» What you are asked to do
A word-for-word copy of the records is needed, with every picture left out.

[Extracted data entries]
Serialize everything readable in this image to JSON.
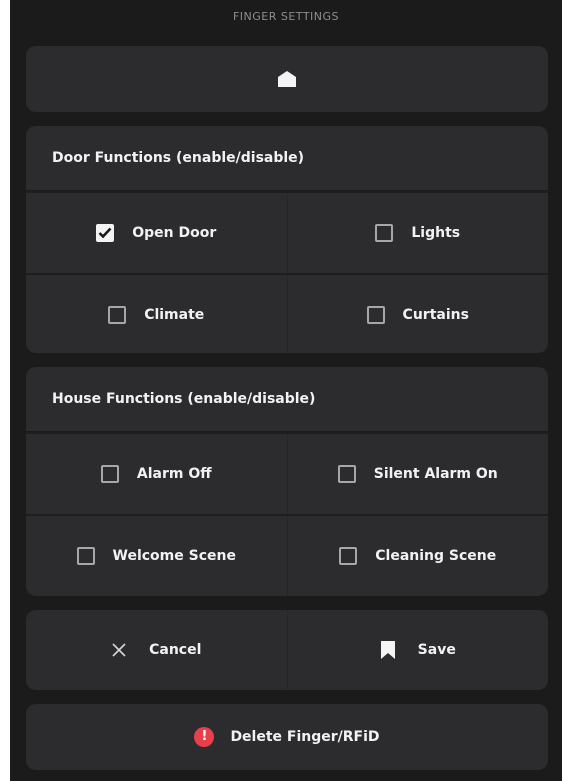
{
  "header": {
    "title": "FINGER SETTINGS",
    "home_icon": "home-icon"
  },
  "door_functions": {
    "title": "Door Functions (enable/disable)",
    "items": [
      {
        "label": "Open Door",
        "checked": true
      },
      {
        "label": "Lights",
        "checked": false
      },
      {
        "label": "Climate",
        "checked": false
      },
      {
        "label": "Curtains",
        "checked": false
      }
    ]
  },
  "house_functions": {
    "title": "House Functions (enable/disable)",
    "items": [
      {
        "label": "Alarm Off",
        "checked": false
      },
      {
        "label": "Silent Alarm On",
        "checked": false
      },
      {
        "label": "Welcome Scene",
        "checked": false
      },
      {
        "label": "Cleaning Scene",
        "checked": false
      }
    ]
  },
  "actions": {
    "cancel_label": "Cancel",
    "cancel_icon": "close-icon",
    "save_label": "Save",
    "save_icon": "bookmark-icon"
  },
  "delete": {
    "label": "Delete Finger/RFiD",
    "icon": "alert-icon",
    "icon_glyph": "!",
    "icon_color": "#e8404a"
  },
  "colors": {
    "background": "#1b1b1c",
    "card": "#2c2c2e",
    "text": "#f2f2f2"
  }
}
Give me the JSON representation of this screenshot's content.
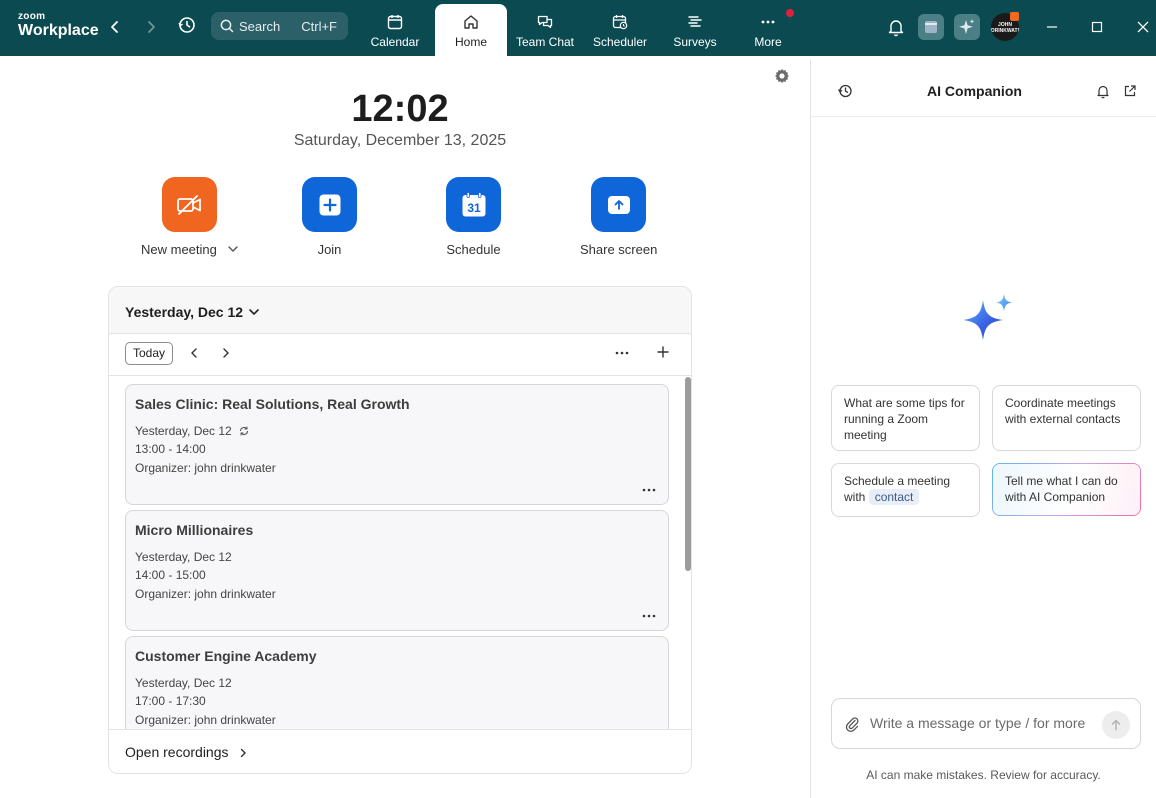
{
  "colors": {
    "topbar": "#0c4a52",
    "accent_blue": "#0e66d8",
    "accent_orange": "#f0651f",
    "badge_red": "#e0213b"
  },
  "app": {
    "logo_top": "zoom",
    "logo_bottom": "Workplace"
  },
  "search": {
    "label": "Search",
    "shortcut": "Ctrl+F"
  },
  "tabs": [
    {
      "label": "Calendar",
      "icon": "calendar-icon"
    },
    {
      "label": "Home",
      "icon": "home-icon",
      "active": true
    },
    {
      "label": "Team Chat",
      "icon": "chat-icon"
    },
    {
      "label": "Scheduler",
      "icon": "scheduler-icon"
    },
    {
      "label": "Surveys",
      "icon": "surveys-icon"
    },
    {
      "label": "More",
      "icon": "more-icon",
      "has_notification": true
    }
  ],
  "user": {
    "avatar_text": "JOHN DRINKWATER"
  },
  "home": {
    "time": "12:02",
    "date": "Saturday, December 13, 2025",
    "actions": [
      {
        "label": "New meeting",
        "icon": "video-off-icon"
      },
      {
        "label": "Join",
        "icon": "plus-icon"
      },
      {
        "label": "Schedule",
        "icon": "calendar-31-icon",
        "day": "31"
      },
      {
        "label": "Share screen",
        "icon": "share-screen-icon"
      }
    ]
  },
  "calendar": {
    "day_title": "Yesterday, Dec 12",
    "today_button": "Today",
    "meetings": [
      {
        "title": "Sales Clinic: Real Solutions, Real Growth",
        "date": "Yesterday, Dec 12",
        "time": "13:00 - 14:00",
        "organizer": "Organizer: john drinkwater",
        "recurring": true
      },
      {
        "title": "Micro Millionaires",
        "date": "Yesterday, Dec 12",
        "time": "14:00 - 15:00",
        "organizer": "Organizer: john drinkwater",
        "recurring": false
      },
      {
        "title": "Customer Engine Academy",
        "date": "Yesterday, Dec 12",
        "time": "17:00 - 17:30",
        "organizer": "Organizer: john drinkwater",
        "recurring": false
      }
    ],
    "footer_link": "Open recordings"
  },
  "ai": {
    "title": "AI Companion",
    "suggestions": [
      {
        "text": "What are some tips for running a Zoom meeting"
      },
      {
        "text": "Coordinate meetings with external contacts"
      },
      {
        "text": "Schedule a meeting with",
        "chip": "contact"
      },
      {
        "text": "Tell me what I can do with AI Companion"
      }
    ],
    "input_placeholder": "Write a message or type / for more",
    "disclaimer": "AI can make mistakes. Review for accuracy."
  }
}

» Task result
Serialize everything readable in this image to JSON.
{
  "header": {
    "title": "FINGER SETTINGS",
    "home_icon": "home-icon"
  },
  "door_functions": {
    "title": "Door Functions (enable/disable)",
    "items": [
      {
        "label": "Open Door",
        "checked": true
      },
      {
        "label": "Lights",
        "checked": false
      },
      {
        "label": "Climate",
        "checked": false
      },
      {
        "label": "Curtains",
        "checked": false
      }
    ]
  },
  "house_functions": {
    "title": "House Functions (enable/disable)",
    "items": [
      {
        "label": "Alarm Off",
        "checked": false
      },
      {
        "label": "Silent Alarm On",
        "checked": false
      },
      {
        "label": "Welcome Scene",
        "checked": false
      },
      {
        "label": "Cleaning Scene",
        "checked": false
      }
    ]
  },
  "actions": {
    "cancel_label": "Cancel",
    "cancel_icon": "close-icon",
    "save_label": "Save",
    "save_icon": "bookmark-icon"
  },
  "delete": {
    "label": "Delete Finger/RFiD",
    "icon": "alert-icon",
    "icon_glyph": "!",
    "icon_color": "#e8404a"
  },
  "colors": {
    "background": "#1b1b1c",
    "card": "#2c2c2e",
    "text": "#f2f2f2"
  }
}
Give me the JSON representation of this screenshot's content.
{
  "colors": {
    "topbar": "#0c4a52",
    "accent_blue": "#0e66d8",
    "accent_orange": "#f0651f",
    "badge_red": "#e0213b"
  },
  "app": {
    "logo_top": "zoom",
    "logo_bottom": "Workplace"
  },
  "search": {
    "label": "Search",
    "shortcut": "Ctrl+F"
  },
  "tabs": [
    {
      "label": "Calendar",
      "icon": "calendar-icon"
    },
    {
      "label": "Home",
      "icon": "home-icon",
      "active": true
    },
    {
      "label": "Team Chat",
      "icon": "chat-icon"
    },
    {
      "label": "Scheduler",
      "icon": "scheduler-icon"
    },
    {
      "label": "Surveys",
      "icon": "surveys-icon"
    },
    {
      "label": "More",
      "icon": "more-icon",
      "has_notification": true
    }
  ],
  "user": {
    "avatar_text": "JOHN DRINKWATER"
  },
  "home": {
    "time": "12:02",
    "date": "Saturday, December 13, 2025",
    "actions": [
      {
        "label": "New meeting",
        "icon": "video-off-icon"
      },
      {
        "label": "Join",
        "icon": "plus-icon"
      },
      {
        "label": "Schedule",
        "icon": "calendar-31-icon",
        "day": "31"
      },
      {
        "label": "Share screen",
        "icon": "share-screen-icon"
      }
    ]
  },
  "calendar": {
    "day_title": "Yesterday, Dec 12",
    "today_button": "Today",
    "meetings": [
      {
        "title": "Sales Clinic: Real Solutions, Real Growth",
        "date": "Yesterday, Dec 12",
        "time": "13:00 - 14:00",
        "organizer": "Organizer: john drinkwater",
        "recurring": true
      },
      {
        "title": "Micro Millionaires",
        "date": "Yesterday, Dec 12",
        "time": "14:00 - 15:00",
        "organizer": "Organizer: john drinkwater",
        "recurring": false
      },
      {
        "title": "Customer Engine Academy",
        "date": "Yesterday, Dec 12",
        "time": "17:00 - 17:30",
        "organizer": "Organizer: john drinkwater",
        "recurring": false
      }
    ],
    "footer_link": "Open recordings"
  },
  "ai": {
    "title": "AI Companion",
    "suggestions": [
      {
        "text": "What are some tips for running a Zoom meeting"
      },
      {
        "text": "Coordinate meetings with external contacts"
      },
      {
        "text": "Schedule a meeting with",
        "chip": "contact"
      },
      {
        "text": "Tell me what I can do with AI Companion"
      }
    ],
    "input_placeholder": "Write a message or type / for more",
    "disclaimer": "AI can make mistakes. Review for accuracy."
  }
}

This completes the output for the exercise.